[Work request]:
Among the entries, which lines carry the string "Talk"? Copy every one.

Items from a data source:
▶

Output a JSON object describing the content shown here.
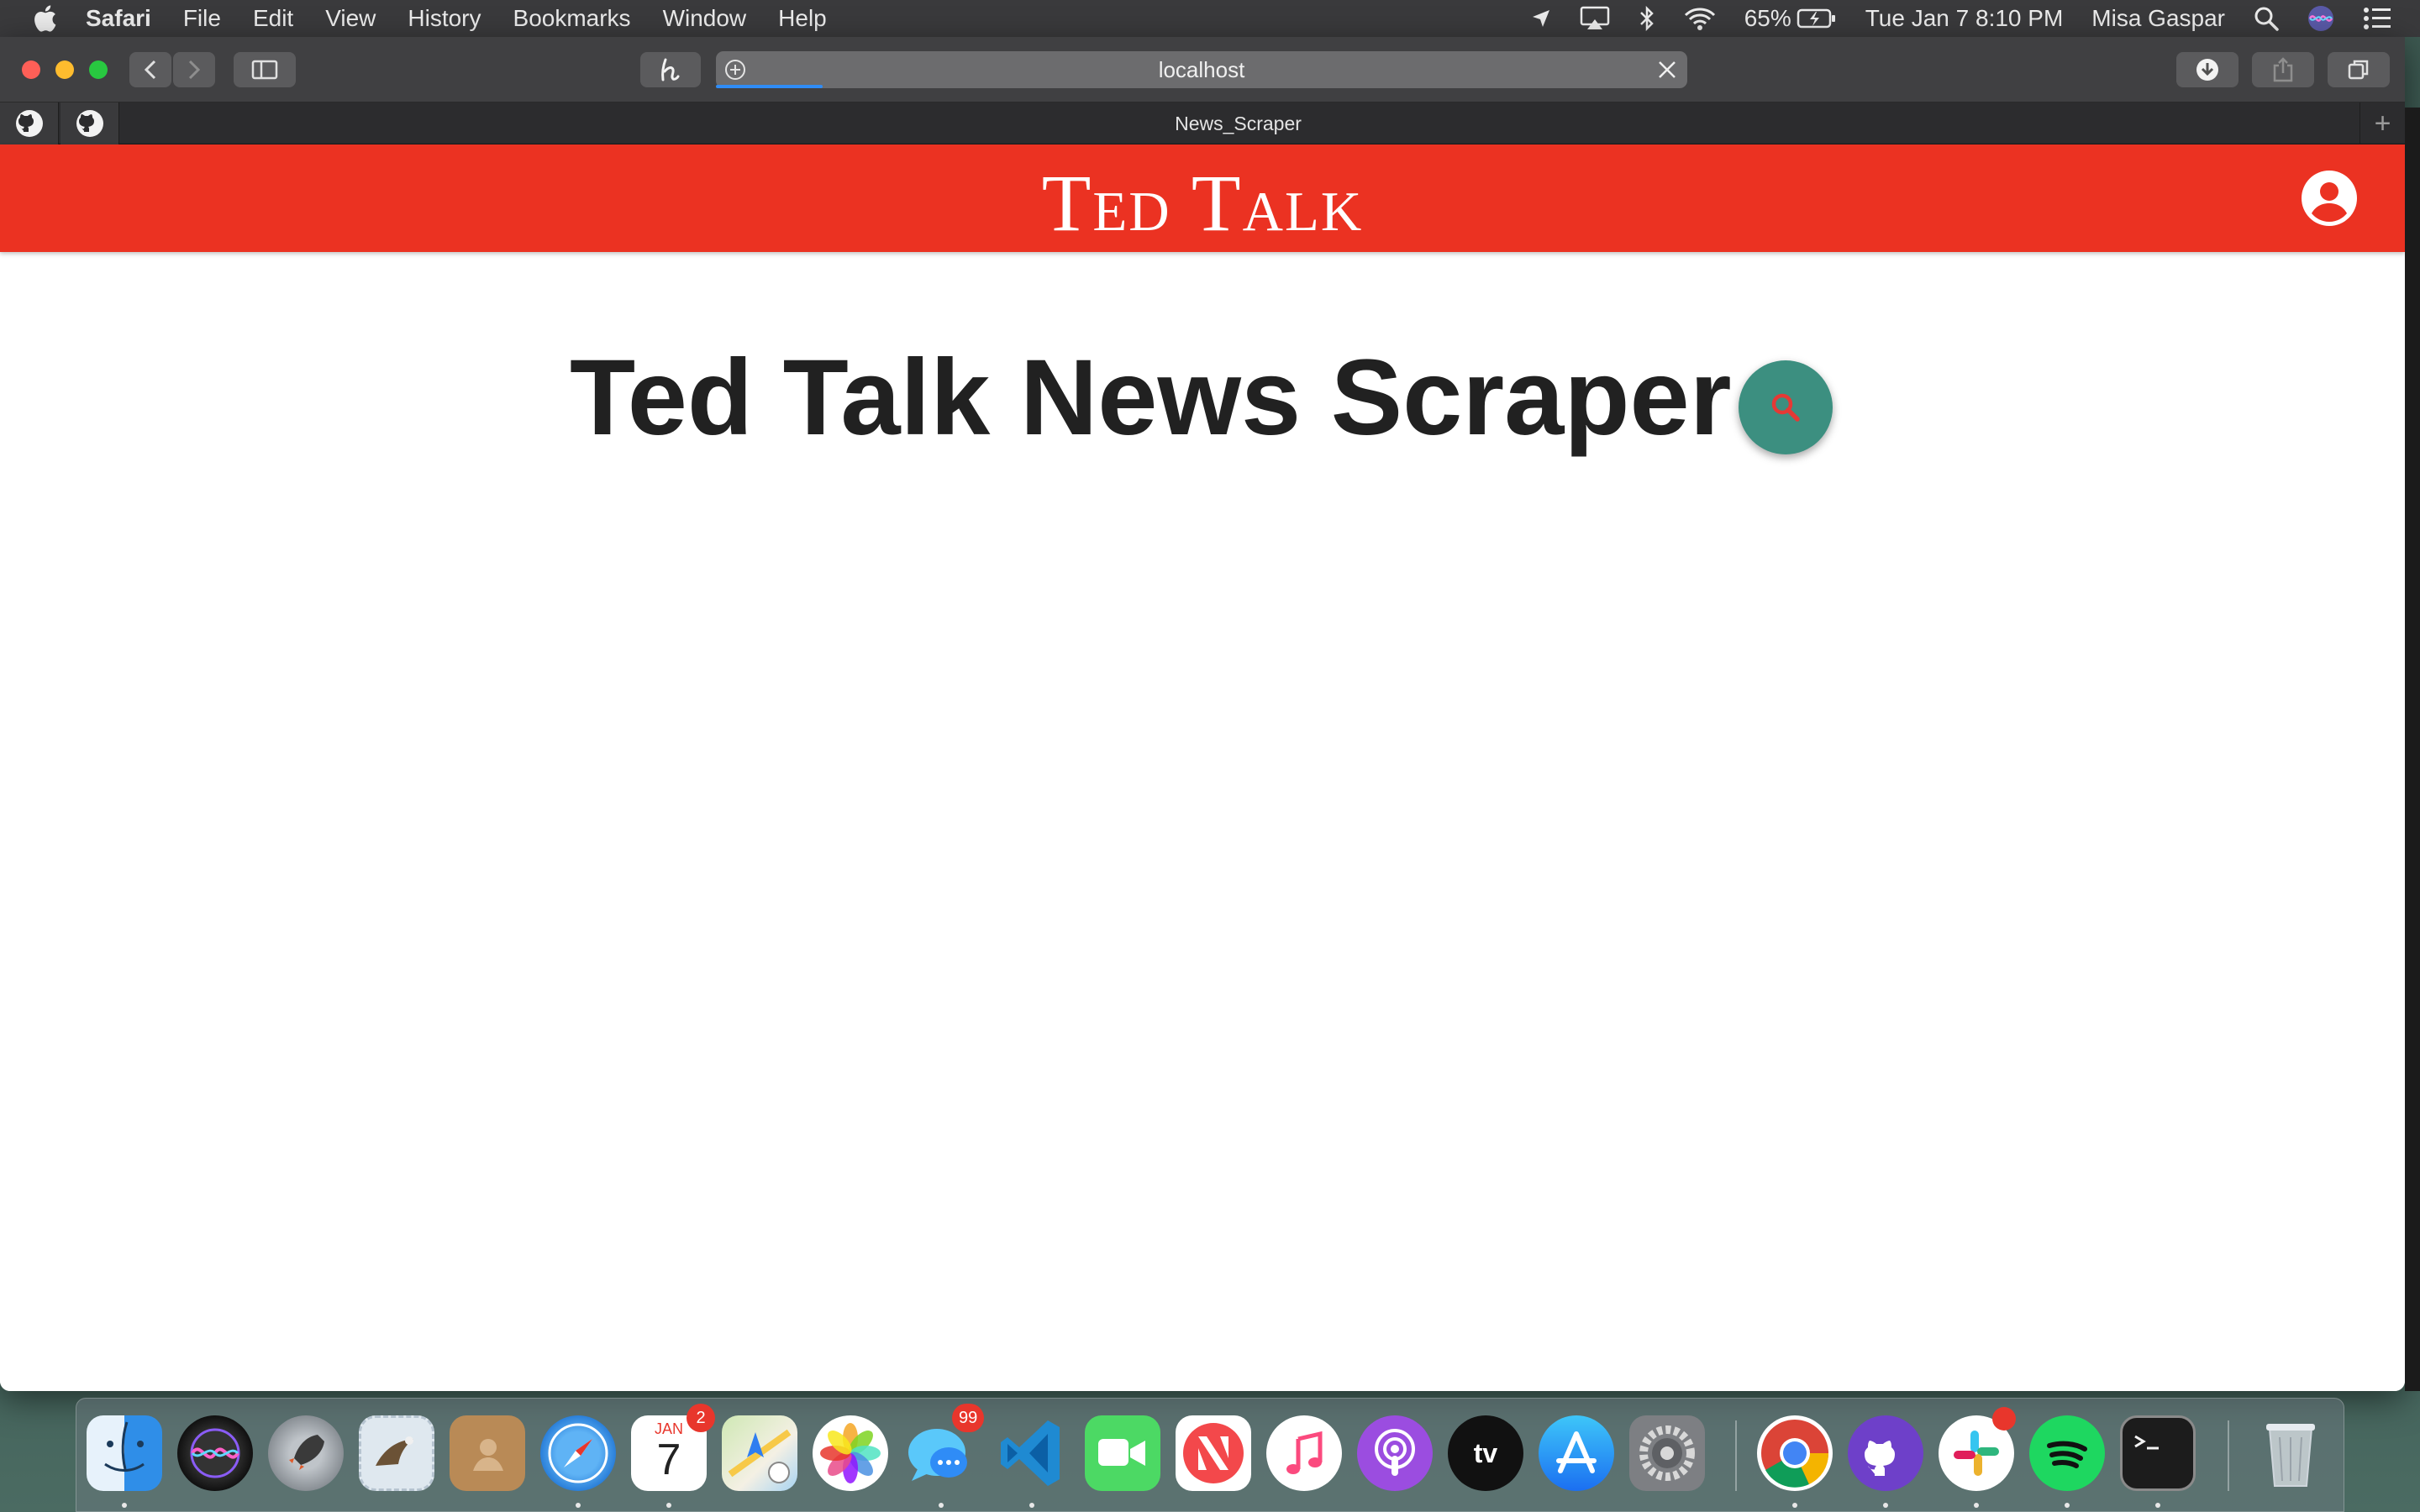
{
  "menubar": {
    "app_name": "Safari",
    "menus": [
      "File",
      "Edit",
      "View",
      "History",
      "Bookmarks",
      "Window",
      "Help"
    ],
    "battery": "65%",
    "datetime": "Tue Jan 7  8:10 PM",
    "user": "Misa Gaspar"
  },
  "browser": {
    "url": "localhost",
    "tab_title": "News_Scraper",
    "page_load_progress": 0.11,
    "new_tab_symbol": "+"
  },
  "site": {
    "brand": "Ted Talk",
    "page_title": "Ted Talk News Scraper",
    "colors": {
      "header_bg": "#eb3222",
      "fab_bg": "#3c8f80",
      "fab_icon": "#e53935"
    }
  },
  "dock": {
    "apps": [
      "finder-icon",
      "siri-icon",
      "launchpad-icon",
      "mail-icon",
      "contacts-icon",
      "safari-icon",
      "calendar-icon",
      "maps-icon",
      "photos-icon",
      "messages-icon",
      "vscode-icon",
      "facetime-icon",
      "news-icon",
      "music-icon",
      "podcasts-icon",
      "apple-tv-icon",
      "app-store-icon",
      "system-preferences-icon",
      "chrome-icon",
      "github-desktop-icon",
      "slack-icon",
      "spotify-icon",
      "terminal-icon",
      "trash-icon"
    ],
    "calendar_month": "JAN",
    "calendar_day": "7",
    "calendar_badge": "2",
    "messages_badge": "99",
    "tv_label": "tv"
  }
}
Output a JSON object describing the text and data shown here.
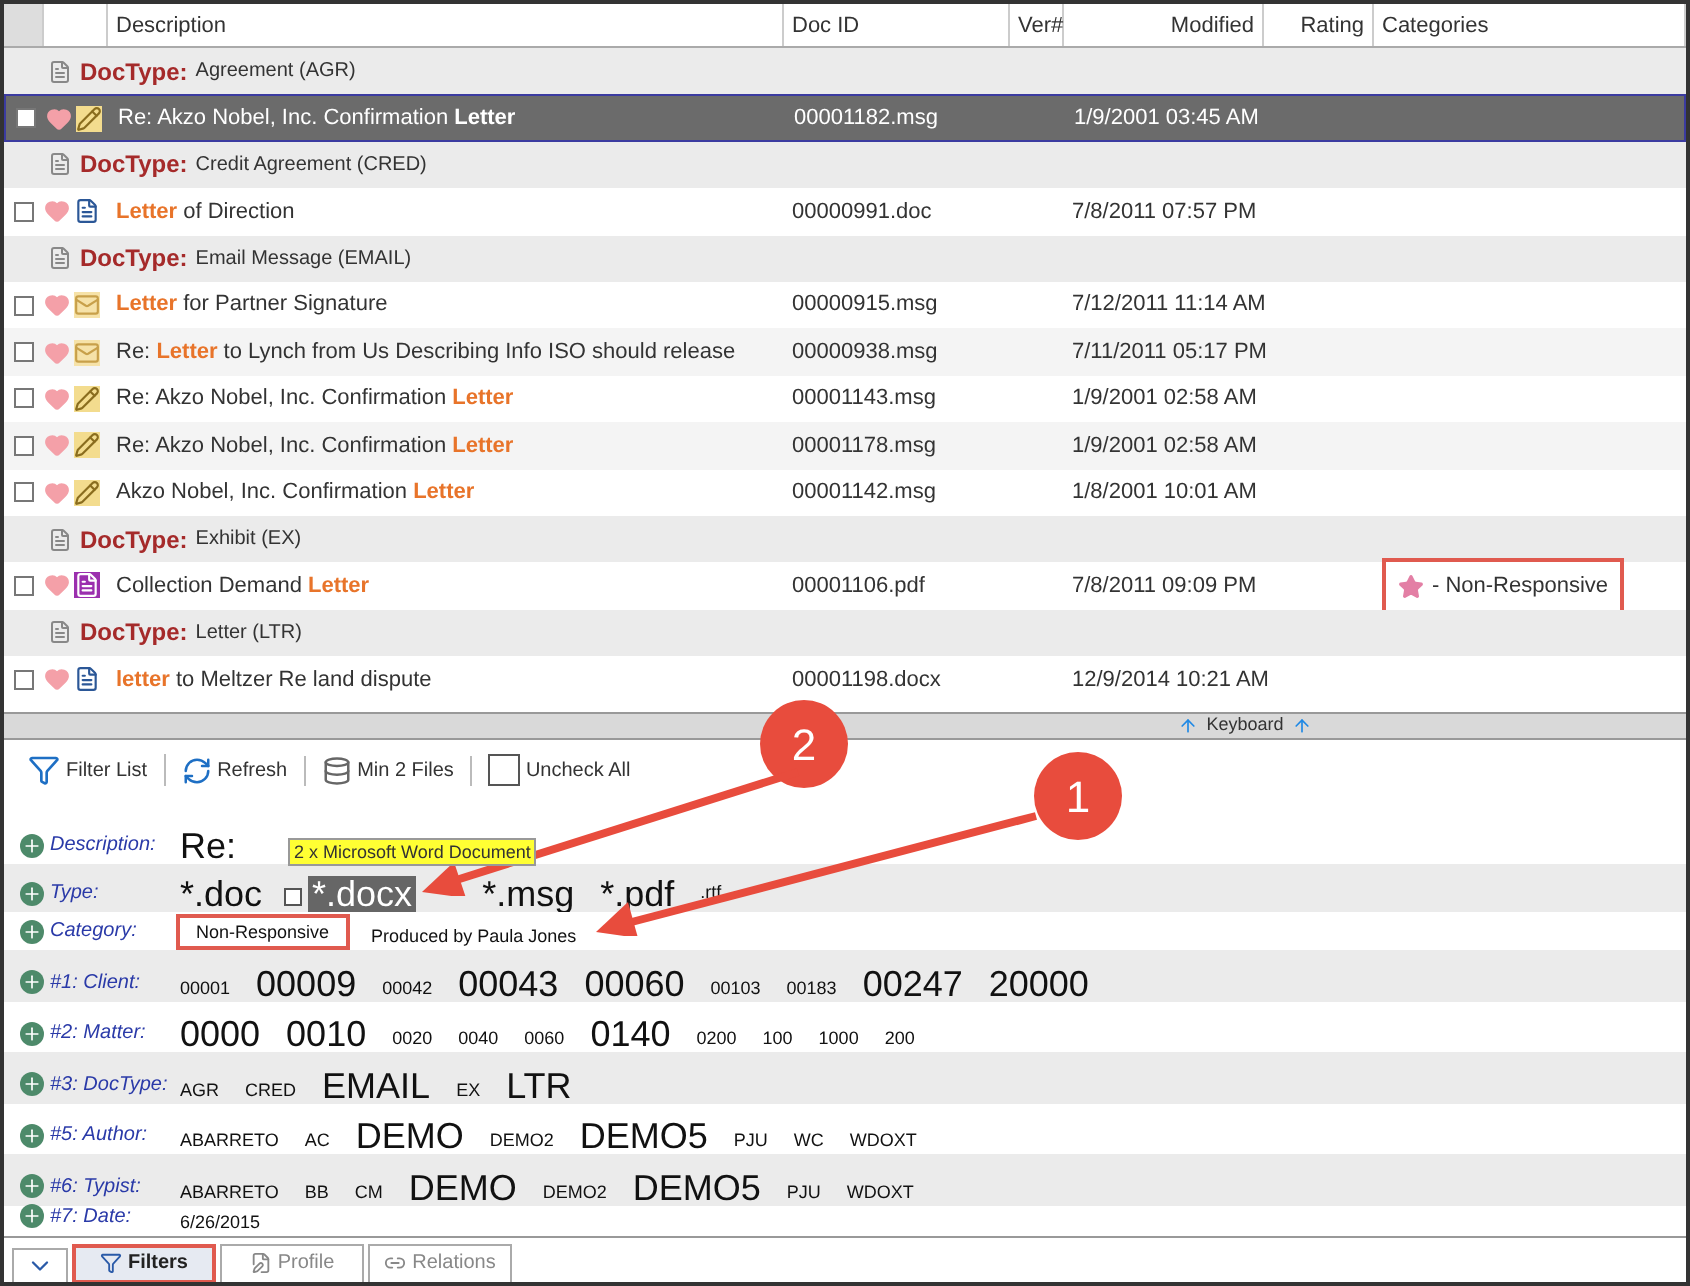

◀

[Answer section]:
    "brand": "Ted Talk",
    "page_title": "Ted Talk News Scraper",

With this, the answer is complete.